If you were to ask most people the names of the firms at the heart of the 2008 financial crisis, you’d probably hear Lehman Brothers, AIG and the favorites among right-wing conservatives, Fannie Mae and Freddie Mac. A few cognoscenti might conjure up Bear Stearns, Merrill Lynch, Countrywide or New Century Financial. At the top of the list for left-wing conspiracy theorists would surely be Goldman Sachs.
What’s interesting about that list is that none of those institutions was a vanilla-variety bank, the kind that takes in government-insured deposits and makes consumer and business loans. But that’s not because such banks avoided the crisis. Citigroup was recapitalized by the Treasury Department and lives on as the shining example of the bank that is too big to fail. Wachovia was saved from insolvency by an 11th-hour takeover bid by the much healthier Wells Fargo. And Washington Mutual, facing huge losses from risky mortgage lending and a run by depositors, became the biggest bank failure in U.S. history, taken over against its will by the federal government and quickly sold to JPMorgan Chase.
(Simon & Schuster) - 'The Lost Bank: The Story of Washington Mutual-The Biggest Bank Failure in American History' by Kristen Grind
For anyone who still believes the banking industry’s fantasy that it was only Wall Street sharpies who caused the financial crisis, the refutation can now be found in Kirsten Grind’s “The Lost Bank,” which chronicles the rise and fall of Washington Mutual. As a reporter for the Puget Sound Business Journal, Grind spent the better part of two years covering the demise of the giant Seattle savings and loan and building a network of sources inside the organization. Expanding on that reporting, Grind, now at the Wall Street Journal, has produced a compelling case study of corporate incompetence and of how regulators are politically captured by the businesses they are meant to oversee.

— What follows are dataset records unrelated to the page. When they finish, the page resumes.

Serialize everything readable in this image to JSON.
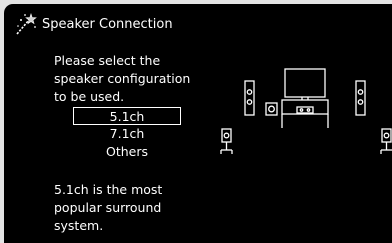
{
  "title": "Speaker Connection",
  "prompt": [
    "Please select the",
    "speaker configuration",
    "to be used."
  ],
  "options": [
    {
      "label": "5.1ch",
      "selected": true
    },
    {
      "label": "7.1ch",
      "selected": false
    },
    {
      "label": "Others",
      "selected": false
    }
  ],
  "description": [
    "5.1ch is the most",
    "popular surround",
    "system."
  ],
  "icons": {
    "title": "magic-wand-icon",
    "diagram": "speaker-layout-icon"
  },
  "colors": {
    "background": "#000000",
    "text": "#ffffff",
    "frame": "#e3e3e3"
  }
}
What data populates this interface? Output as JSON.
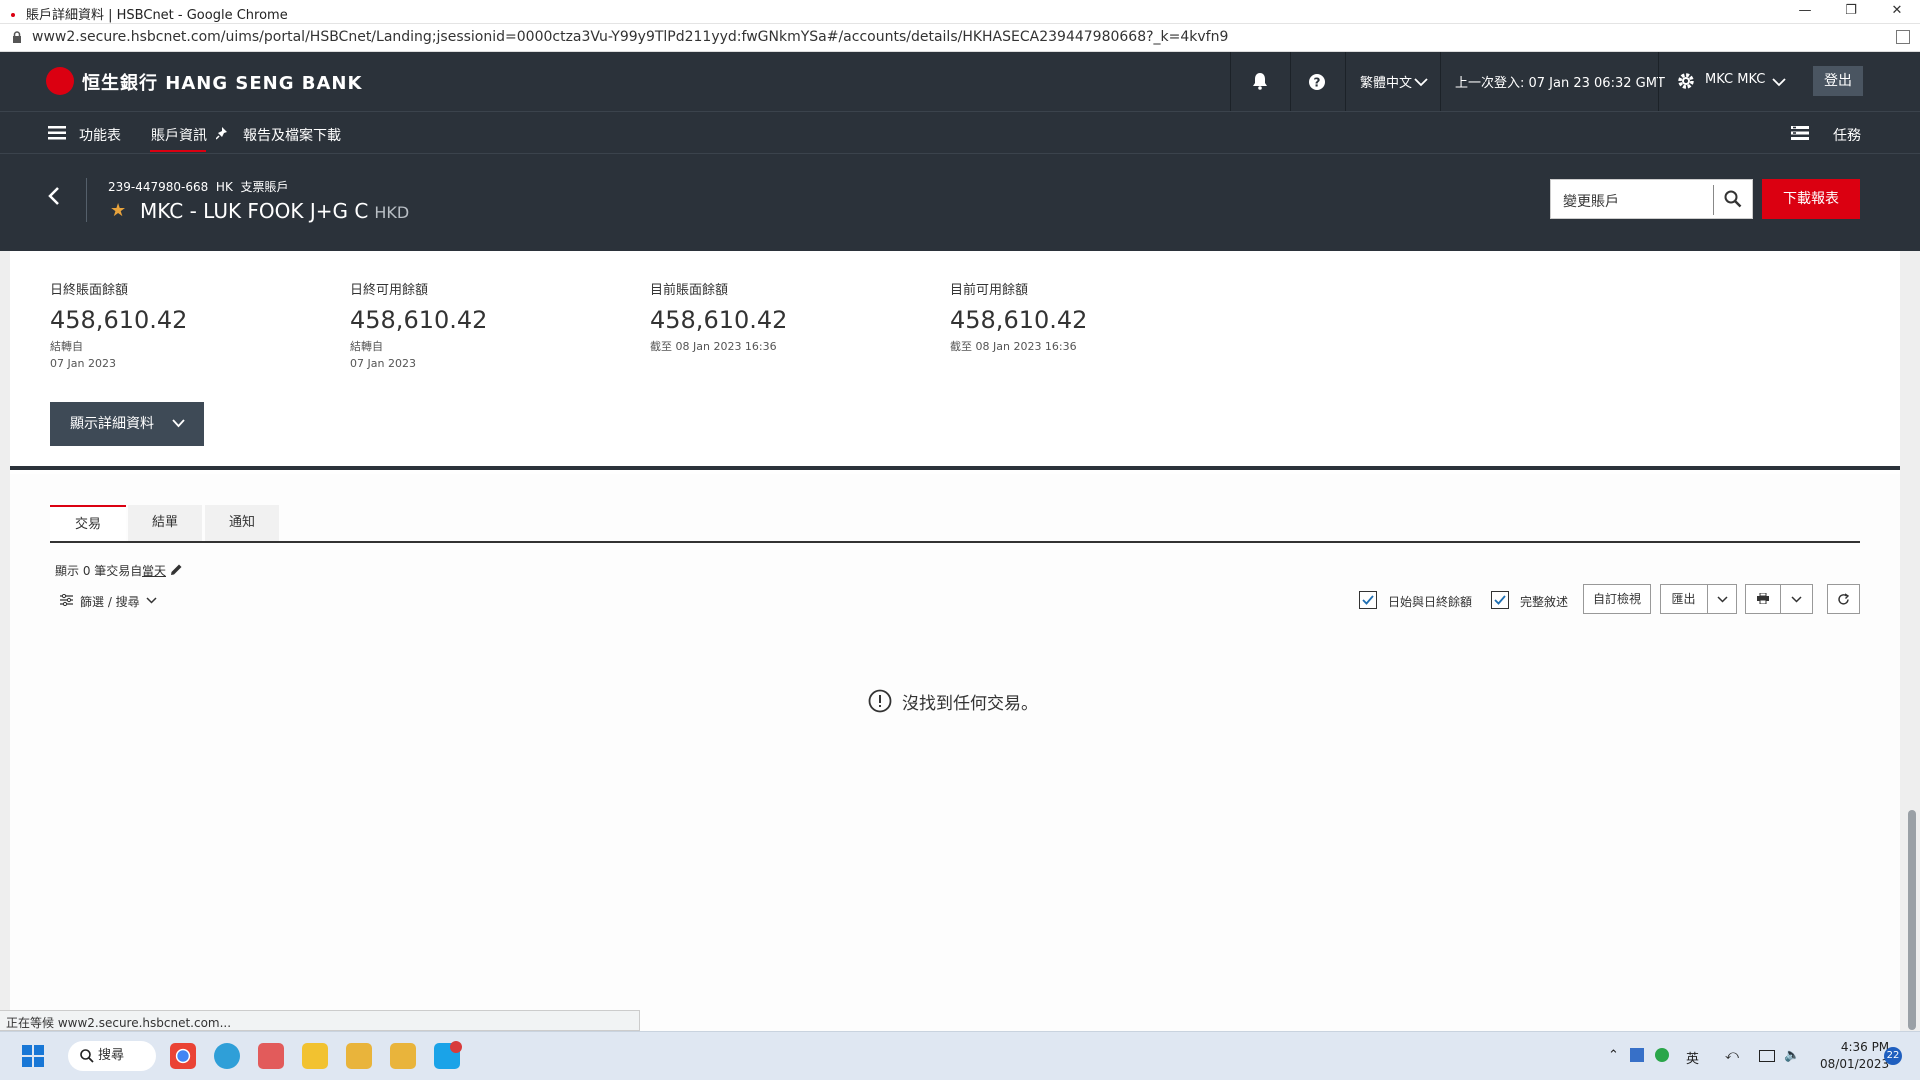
{
  "browser": {
    "tab_title": "賬戶詳細資料 | HSBCnet - Google Chrome",
    "url": "www2.secure.hsbcnet.com/uims/portal/HSBCnet/Landing;jsessionid=0000ctza3Vu-Y99y9TlPd211yyd:fwGNkmYSa#/accounts/details/HKHASECA239447980668?_k=4kvfn9",
    "status": "正在等候 www2.secure.hsbcnet.com..."
  },
  "topnav": {
    "brand": "恒生銀行 HANG SENG BANK",
    "language": "繁體中文",
    "last_login": "上一次登入: 07 Jan 23 06:32 GMT",
    "user": "MKC MKC",
    "logout": "登出",
    "icons": [
      "bell-icon",
      "help-icon",
      "chevron-down-icon",
      "gear-icon"
    ]
  },
  "subnav": {
    "menu": "功能表",
    "account_info": "賬戶資訊",
    "reports": "報告及檔案下載",
    "tasks": "任務"
  },
  "account": {
    "number": "239-447980-668",
    "region": "HK",
    "type": "支票賬戶",
    "name": "MKC - LUK FOOK J+G C",
    "currency": "HKD",
    "change_placeholder": "變更賬戶",
    "download": "下載報表"
  },
  "balances": [
    {
      "label": "日終賬面餘額",
      "value": "458,610.42",
      "note": "結轉自",
      "date": "07 Jan 2023"
    },
    {
      "label": "日終可用餘額",
      "value": "458,610.42",
      "note": "結轉自",
      "date": "07 Jan 2023"
    },
    {
      "label": "目前賬面餘額",
      "value": "458,610.42",
      "note": "截至 08 Jan 2023 16:36",
      "date": ""
    },
    {
      "label": "目前可用餘額",
      "value": "458,610.42",
      "note": "截至 08 Jan 2023 16:36",
      "date": ""
    }
  ],
  "show_details": "顯示詳細資料",
  "tabs": [
    "交易",
    "結單",
    "通知"
  ],
  "transactions": {
    "showing_prefix": "顯示 0 筆交易自",
    "showing_link": "當天",
    "filter": "篩選 / 搜尋",
    "chk_opening": "日始與日終餘額",
    "chk_full": "完整敘述",
    "custom_view": "自訂檢視",
    "export": "匯出",
    "empty_msg": "沒找到任何交易。"
  },
  "taskbar": {
    "search": "搜尋",
    "ime": "英",
    "time": "4:36 PM",
    "date": "08/01/2023",
    "notifications": "22"
  }
}
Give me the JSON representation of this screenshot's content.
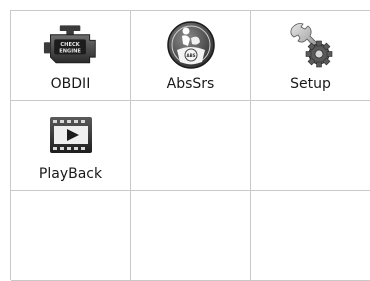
{
  "menu": {
    "items": [
      {
        "label": "OBDII",
        "icon": "check-engine-icon",
        "engine_text_1": "CHECK",
        "engine_text_2": "ENGINE"
      },
      {
        "label": "AbsSrs",
        "icon": "airbag-abs-icon",
        "badge_text": "ABS"
      },
      {
        "label": "Setup",
        "icon": "wrench-gear-icon"
      },
      {
        "label": "PlayBack",
        "icon": "film-play-icon"
      }
    ]
  }
}
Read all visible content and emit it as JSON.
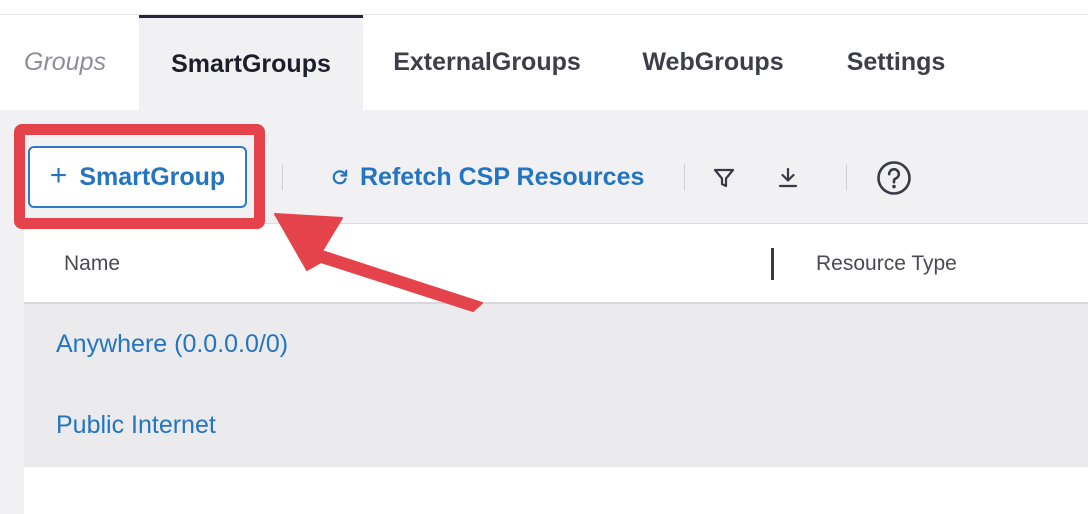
{
  "tabs": [
    {
      "label": "Groups"
    },
    {
      "label": "SmartGroups"
    },
    {
      "label": "ExternalGroups"
    },
    {
      "label": "WebGroups"
    },
    {
      "label": "Settings"
    }
  ],
  "toolbar": {
    "add_plus": "+",
    "add_label": "SmartGroup",
    "refetch_label": "Refetch CSP Resources",
    "filter_icon": "filter-icon",
    "download_icon": "download-icon",
    "help_icon": "help-icon"
  },
  "table": {
    "columns": [
      "Name",
      "Resource Type"
    ],
    "rows": [
      {
        "name": "Anywhere (0.0.0.0/0)",
        "resource_type": ""
      },
      {
        "name": "Public Internet",
        "resource_type": ""
      }
    ]
  },
  "colors": {
    "accent": "#2474c0",
    "annotation": "#e5434b",
    "active_tab_bg": "#f1f1f4"
  }
}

“The Lost Bank” is largely the story of the overweening ambition and willful blindness of WaMu’s longtime chief executive, Kerry Killinger, who through a flurry of bold acquisitions turned the well-run local thrift into a national banking powerhouse. Unfortunately, the sophistication and competence of WaMu’s management did not keep up with its ambition, to say nothing of the size and complexity of its balance sheet.
By the time the housing bubble was in full swing, a large portion of the bank’s profit growth, so admired on Wall Street, was coming from what amounted to sleazy boiler-room lending operations run by commission-soaked sales executives. That growth was fueled by a long-running marketing campaign — “The Power of Yes” — that came to define the bank’s culture and establish it in the minds of consumers as the lender that never said no.
Grind demonstrates that, time and again, subordinates warned Killinger about ridiculously risky lending practices, poor mid-level management, inadequate information systems and risk-management controls — even widespread fraud. And time and again, Killinger failed to take interest in these problems or insist that they be fixed. His way of dealing with them was to refuse to acknowledge them for as long as possible and then declare that they had been dealt with, eventually cutting himself off from anyone who insisted on bringing them up.